Current climate models indicate a sharp rise in food prices by 2050 - pushing the cost of rice up by 29-37%, maize by 58-97% and wheat by 81-102%.
The food and energy security of every Asian is threatened by climate change, but the hikes in the price of food will be felt, first and foremost, by the poor and especially poor women in rural areas given their dependence on subsistence crops, their limited access to resources, and their lack of decision- making power.
The energy report assesses how the fuels that are driving Asia's remarkable development are also driving up the greenhouse gas emissions that, paradoxically, threaten the region's continued growth.
It finds that Asia's energy vulnerability is rising, with access, affordability and quality all under increasing threat.
Of the 1.6 billion people in the world who lack access to electricity, about 60% live in the Asia and Pacific region.
The impacts of climate-change on Asia's agriculture and energy security are helping to drive mass migration, according to the migration report.
A disproportionate number of "hot spots" - specific areas at relatively high risk from climate change hazards - are in the Asia and Pacific region. The criteria for defining these areas include coastal vulnerability due to sea level rise, water stress, flooding and cyclones.
Migration is a complex issue driven by a range of economic, social and demographic factors.

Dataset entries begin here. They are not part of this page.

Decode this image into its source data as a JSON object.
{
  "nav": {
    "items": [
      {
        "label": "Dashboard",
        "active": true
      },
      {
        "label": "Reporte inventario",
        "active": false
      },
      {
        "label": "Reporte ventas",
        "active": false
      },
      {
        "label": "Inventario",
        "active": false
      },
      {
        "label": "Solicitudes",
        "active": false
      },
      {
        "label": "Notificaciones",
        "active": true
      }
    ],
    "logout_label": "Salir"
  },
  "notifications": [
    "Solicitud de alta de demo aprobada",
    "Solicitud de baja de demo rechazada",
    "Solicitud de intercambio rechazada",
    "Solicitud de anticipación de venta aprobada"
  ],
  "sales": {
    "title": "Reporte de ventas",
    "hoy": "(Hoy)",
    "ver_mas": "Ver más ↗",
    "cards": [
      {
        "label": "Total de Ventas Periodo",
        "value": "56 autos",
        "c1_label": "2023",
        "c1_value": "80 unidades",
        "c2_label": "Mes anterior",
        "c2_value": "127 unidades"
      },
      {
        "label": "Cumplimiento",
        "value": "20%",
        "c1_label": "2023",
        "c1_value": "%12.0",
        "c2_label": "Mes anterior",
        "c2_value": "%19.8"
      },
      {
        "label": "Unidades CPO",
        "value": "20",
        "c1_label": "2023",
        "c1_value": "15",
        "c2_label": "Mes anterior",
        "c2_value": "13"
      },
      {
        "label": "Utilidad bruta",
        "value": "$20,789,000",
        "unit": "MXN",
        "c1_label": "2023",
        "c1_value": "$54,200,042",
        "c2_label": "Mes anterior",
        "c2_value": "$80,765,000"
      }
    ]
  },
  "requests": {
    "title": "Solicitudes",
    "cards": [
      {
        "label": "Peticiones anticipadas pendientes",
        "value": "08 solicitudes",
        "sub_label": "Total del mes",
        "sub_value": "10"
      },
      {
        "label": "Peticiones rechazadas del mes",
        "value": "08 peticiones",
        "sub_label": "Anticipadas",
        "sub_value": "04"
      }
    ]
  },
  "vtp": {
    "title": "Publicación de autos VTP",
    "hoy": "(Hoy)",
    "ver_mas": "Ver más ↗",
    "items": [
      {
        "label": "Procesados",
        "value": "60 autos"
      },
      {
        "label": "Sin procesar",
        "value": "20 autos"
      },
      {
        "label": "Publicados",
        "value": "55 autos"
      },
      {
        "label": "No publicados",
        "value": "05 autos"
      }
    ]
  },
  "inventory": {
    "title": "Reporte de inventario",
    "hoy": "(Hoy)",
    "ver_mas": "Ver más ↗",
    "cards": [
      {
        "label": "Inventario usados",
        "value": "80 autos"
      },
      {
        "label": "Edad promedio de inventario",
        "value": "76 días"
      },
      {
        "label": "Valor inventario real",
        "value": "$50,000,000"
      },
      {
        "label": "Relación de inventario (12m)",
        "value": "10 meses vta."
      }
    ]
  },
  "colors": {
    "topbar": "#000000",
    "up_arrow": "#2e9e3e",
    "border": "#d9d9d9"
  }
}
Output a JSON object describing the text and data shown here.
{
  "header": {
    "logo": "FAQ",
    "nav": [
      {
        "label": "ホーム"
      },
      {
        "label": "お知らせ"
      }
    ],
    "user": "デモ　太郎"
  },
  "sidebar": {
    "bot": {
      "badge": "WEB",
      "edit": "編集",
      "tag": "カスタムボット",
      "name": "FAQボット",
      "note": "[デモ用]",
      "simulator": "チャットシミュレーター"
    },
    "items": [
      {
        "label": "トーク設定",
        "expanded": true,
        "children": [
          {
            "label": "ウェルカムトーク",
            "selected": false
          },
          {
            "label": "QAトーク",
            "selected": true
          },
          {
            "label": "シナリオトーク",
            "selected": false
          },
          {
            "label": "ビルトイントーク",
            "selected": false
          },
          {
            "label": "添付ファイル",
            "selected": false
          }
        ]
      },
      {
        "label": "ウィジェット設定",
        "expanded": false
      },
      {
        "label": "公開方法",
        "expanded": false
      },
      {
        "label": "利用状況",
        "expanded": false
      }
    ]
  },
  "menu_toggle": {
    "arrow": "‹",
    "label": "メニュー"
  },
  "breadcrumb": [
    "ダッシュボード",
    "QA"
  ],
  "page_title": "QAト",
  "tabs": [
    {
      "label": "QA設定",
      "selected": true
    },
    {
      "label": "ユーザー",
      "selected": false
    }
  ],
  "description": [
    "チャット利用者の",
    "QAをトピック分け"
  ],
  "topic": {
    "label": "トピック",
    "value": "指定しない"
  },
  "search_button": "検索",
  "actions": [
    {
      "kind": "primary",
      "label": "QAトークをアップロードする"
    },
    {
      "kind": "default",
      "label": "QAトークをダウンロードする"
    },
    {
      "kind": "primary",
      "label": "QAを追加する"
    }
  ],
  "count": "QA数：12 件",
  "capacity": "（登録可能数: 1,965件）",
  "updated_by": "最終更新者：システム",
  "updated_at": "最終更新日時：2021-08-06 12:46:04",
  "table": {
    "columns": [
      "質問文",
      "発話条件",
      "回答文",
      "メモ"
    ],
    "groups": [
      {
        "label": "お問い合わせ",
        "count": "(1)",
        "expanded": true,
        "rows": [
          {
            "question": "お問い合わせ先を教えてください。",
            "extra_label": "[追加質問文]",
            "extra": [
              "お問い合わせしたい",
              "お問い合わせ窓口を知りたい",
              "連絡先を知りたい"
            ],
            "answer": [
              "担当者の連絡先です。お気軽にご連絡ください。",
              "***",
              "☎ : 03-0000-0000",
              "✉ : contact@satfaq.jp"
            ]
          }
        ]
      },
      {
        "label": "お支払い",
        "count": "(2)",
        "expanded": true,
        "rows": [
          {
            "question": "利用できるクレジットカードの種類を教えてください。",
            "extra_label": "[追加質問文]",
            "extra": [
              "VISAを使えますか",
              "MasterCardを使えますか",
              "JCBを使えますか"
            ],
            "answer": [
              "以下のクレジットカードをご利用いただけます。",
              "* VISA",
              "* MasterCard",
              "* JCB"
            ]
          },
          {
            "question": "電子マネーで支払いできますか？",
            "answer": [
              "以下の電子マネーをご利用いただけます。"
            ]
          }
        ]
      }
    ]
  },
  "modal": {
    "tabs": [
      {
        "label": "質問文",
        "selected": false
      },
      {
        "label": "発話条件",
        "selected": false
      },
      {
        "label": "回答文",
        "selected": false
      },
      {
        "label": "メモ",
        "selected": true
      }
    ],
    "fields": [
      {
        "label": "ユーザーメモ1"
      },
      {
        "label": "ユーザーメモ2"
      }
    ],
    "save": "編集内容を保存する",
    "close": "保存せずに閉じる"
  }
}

But migration trends are becoming increasingly clear. Asian people at risk are moving mostly in one direction: toward Asia's cities, within national borders, and to where social networks have been established.
Which brings us back to Bangkok: A great, ironic tragedy is that most of those migrating to the Thai capital are moving in to, rather than away from, a climatic hot zone, for Bangkok's coastal location and massive population make it particularly vulnerable to climate change.
And the story of Bangkok is replicated in mega cities across Asia - the region that will likely suffer most if a comprehensive and effective climate change agreement is not reached in Copenhagen in December.
So what messages can the delegates to the Bangkok climate-change talks draw from Asia to encourage an ambitious outcome in Copenhagen? How best can the needs of a city like Bangkok be reflected in a new climate change treaty?
Action and investment are needed - and needed now - to avert the worst impacts of climate change and protect the food and water security of billions of Asians. Asia needs $3-4 billion in annual investments from 2010 to 2050 for agricultural research, irrigation improvements, and climate-resilient rural roads. It needs all the knowledge, technical expertise and financing levels that the world can provide. Asia is blessed with an array of clean energy resources - including opportunities for expanded hydropower, geothermal, solar, biomass and wind power. Large funding sources will be needed to tap these clean resources and to promote energy efficiency measures, but the savings potential is huge - estimated to be over 45% - for the industry, transportation and building sectors. And Asia needs to factor climate change considerations into spatial planning, with more effective schemes to divert investment and economic activity away from environmentally vulnerable areas of its cities and promote sustainable transport.
The road to Copenhagen has been long and arduous, but let's hope that this timely and important detour through Bangkok will provide the time and opportunity for delegates to agree upon measures that can ensure the city's and the rest of the planet's future vitality.